Heat Wave

This article discusses global warming from a planning perspective. Global warming, which can be attributed in large part to the burning of fossil fuels, is likely to lead to warmer temperatures; changing rainfall patterns; stresses on wildlife, crops and ecosystems; and a general intensification of weather, including an increased frequency of extreme events such as heat waves, floods and storms. Since sea levels are almost certain to rise, increasing the risk of floods, planners need to think about what this means for the infrastructure, especially near the ocean or in low-lying areas. These changes mean that planners can no longer rely on the historic record as a harbinger of future events. Few studies have been done on the local consequences of global warming, further complicating the planner's job. Although planners can take some measures to mitigate global warming, such as following green building codes and smart growth strategies, these steps would do little in the short run to protect the planet from dangerous levels of greenhouse gases. One of the most important first steps is to get planners to start thinking and talking about the global warming problem.

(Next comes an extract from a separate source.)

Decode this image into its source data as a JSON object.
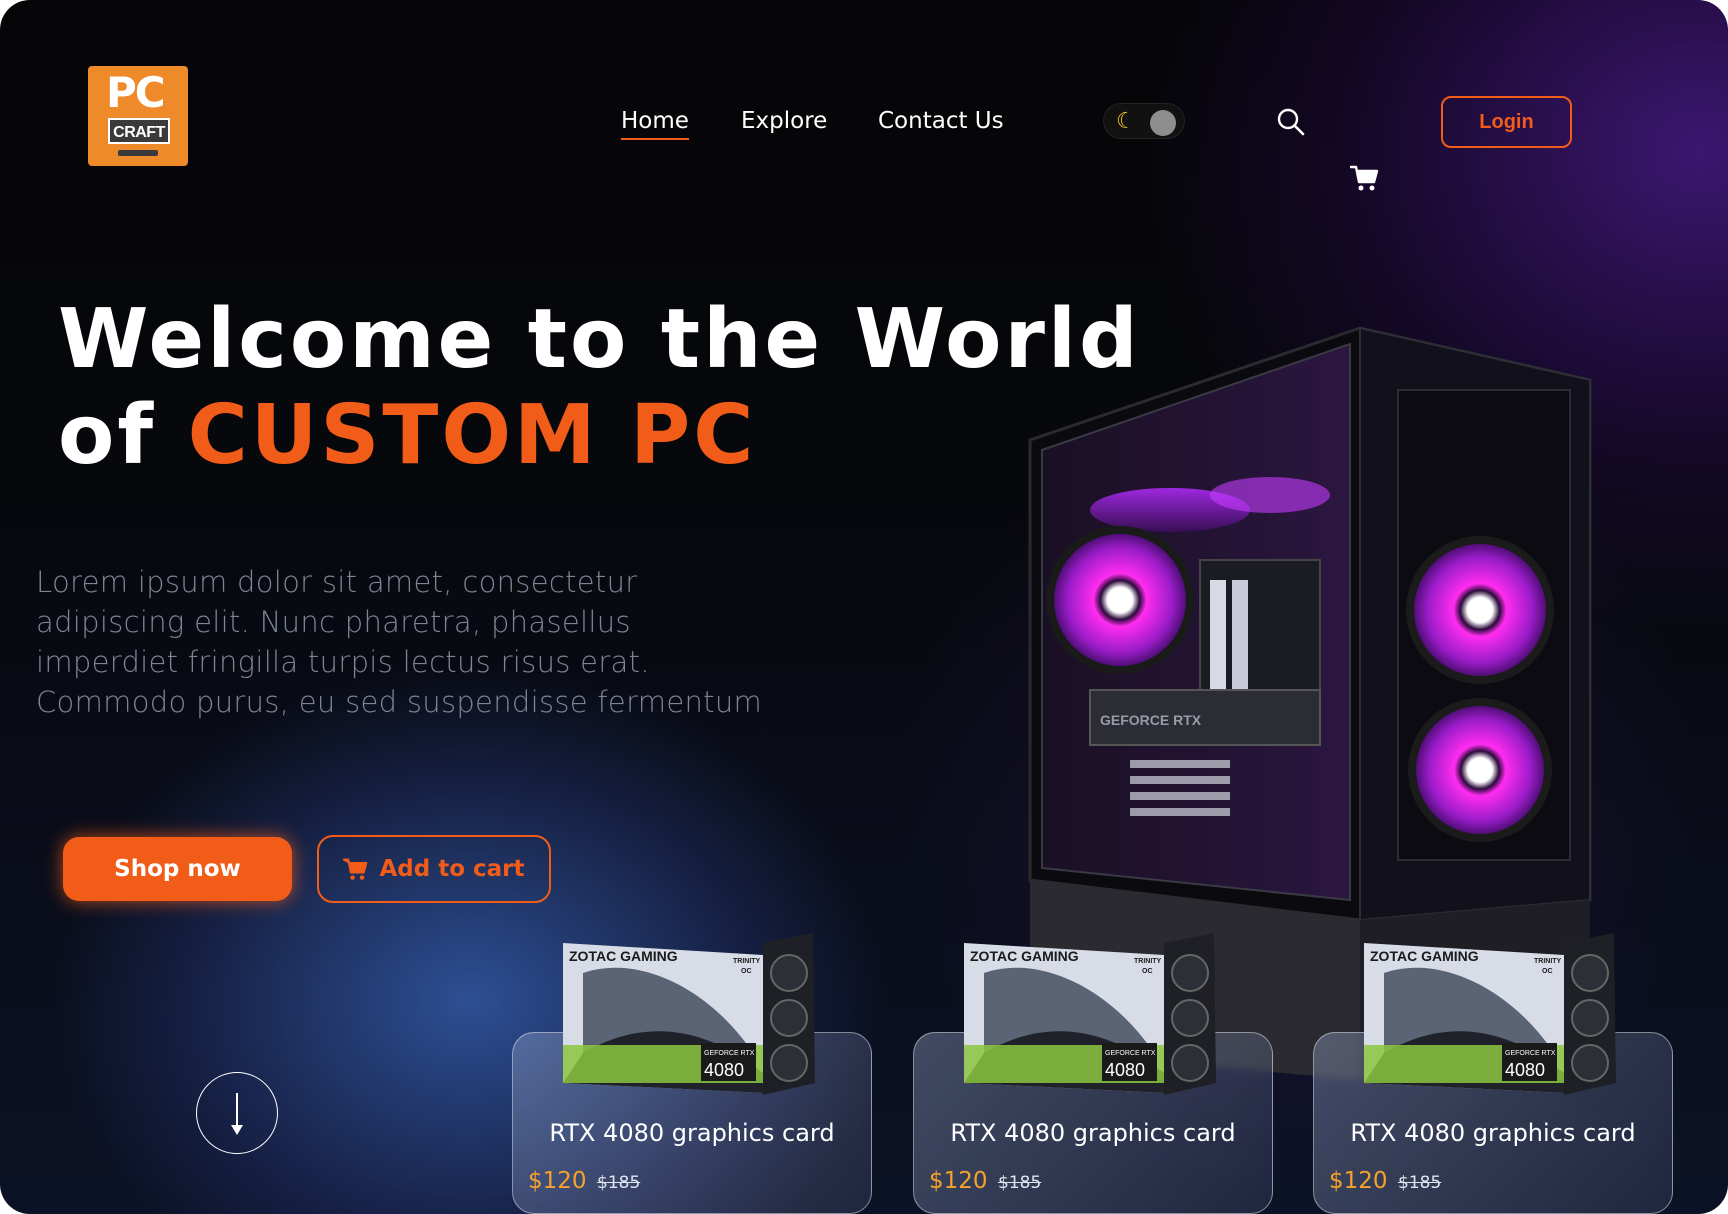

  • English

Media Info

  • Media Type: Print
  • Features: Figures; Photos;
  • Pagination: pp 8-13
  • Serial:

Subject/Index Terms

Filing Info

  • Accession Number: 01003808
  • Record Type: Publication
  • Files: TRIS
  • Created Date: Sep 17 2005 1:14PM